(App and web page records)
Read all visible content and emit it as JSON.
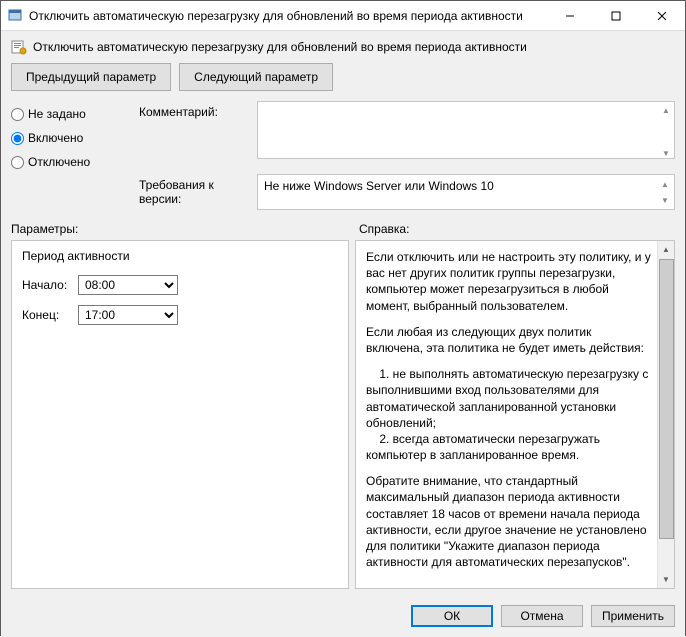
{
  "window": {
    "title": "Отключить автоматическую перезагрузку для обновлений во время периода активности"
  },
  "header": {
    "title": "Отключить автоматическую перезагрузку для обновлений во время периода активности"
  },
  "nav": {
    "prev": "Предыдущий параметр",
    "next": "Следующий параметр"
  },
  "state": {
    "not_configured": "Не задано",
    "enabled": "Включено",
    "disabled": "Отключено",
    "selected": "enabled"
  },
  "fields": {
    "comment_label": "Комментарий:",
    "comment_value": "",
    "supported_label": "Требования к версии:",
    "supported_value": "Не ниже Windows Server или Windows 10"
  },
  "labels": {
    "parameters": "Параметры:",
    "help": "Справка:"
  },
  "options": {
    "group_title": "Период активности",
    "start_label": "Начало:",
    "start_value": "08:00",
    "end_label": "Конец:",
    "end_value": "17:00"
  },
  "help": {
    "p1": "Если отключить или не настроить эту политику, и у вас нет других политик группы перезагрузки, компьютер может перезагрузиться в любой момент, выбранный пользователем.",
    "p2": "Если любая из следующих двух политик включена, эта политика не будет иметь действия:",
    "li1": "    1. не выполнять автоматическую перезагрузку с выполнившими вход пользователями для автоматической запланированной установки обновлений;",
    "li2": "    2. всегда автоматически перезагружать компьютер в запланированное время.",
    "p3": "Обратите внимание, что стандартный максимальный диапазон периода активности составляет 18 часов от времени начала периода активности, если другое значение не установлено для политики \"Укажите диапазон периода активности для автоматических перезапусков\"."
  },
  "footer": {
    "ok": "ОК",
    "cancel": "Отмена",
    "apply": "Применить"
  }
}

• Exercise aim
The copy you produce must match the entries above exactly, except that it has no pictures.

• The completed task
Read all visible content and emit it as JSON.
{
  "window": {
    "title": "Отключить автоматическую перезагрузку для обновлений во время периода активности"
  },
  "header": {
    "title": "Отключить автоматическую перезагрузку для обновлений во время периода активности"
  },
  "nav": {
    "prev": "Предыдущий параметр",
    "next": "Следующий параметр"
  },
  "state": {
    "not_configured": "Не задано",
    "enabled": "Включено",
    "disabled": "Отключено",
    "selected": "enabled"
  },
  "fields": {
    "comment_label": "Комментарий:",
    "comment_value": "",
    "supported_label": "Требования к версии:",
    "supported_value": "Не ниже Windows Server или Windows 10"
  },
  "labels": {
    "parameters": "Параметры:",
    "help": "Справка:"
  },
  "options": {
    "group_title": "Период активности",
    "start_label": "Начало:",
    "start_value": "08:00",
    "end_label": "Конец:",
    "end_value": "17:00"
  },
  "help": {
    "p1": "Если отключить или не настроить эту политику, и у вас нет других политик группы перезагрузки, компьютер может перезагрузиться в любой момент, выбранный пользователем.",
    "p2": "Если любая из следующих двух политик включена, эта политика не будет иметь действия:",
    "li1": "    1. не выполнять автоматическую перезагрузку с выполнившими вход пользователями для автоматической запланированной установки обновлений;",
    "li2": "    2. всегда автоматически перезагружать компьютер в запланированное время.",
    "p3": "Обратите внимание, что стандартный максимальный диапазон периода активности составляет 18 часов от времени начала периода активности, если другое значение не установлено для политики \"Укажите диапазон периода активности для автоматических перезапусков\"."
  },
  "footer": {
    "ok": "ОК",
    "cancel": "Отмена",
    "apply": "Применить"
  }
}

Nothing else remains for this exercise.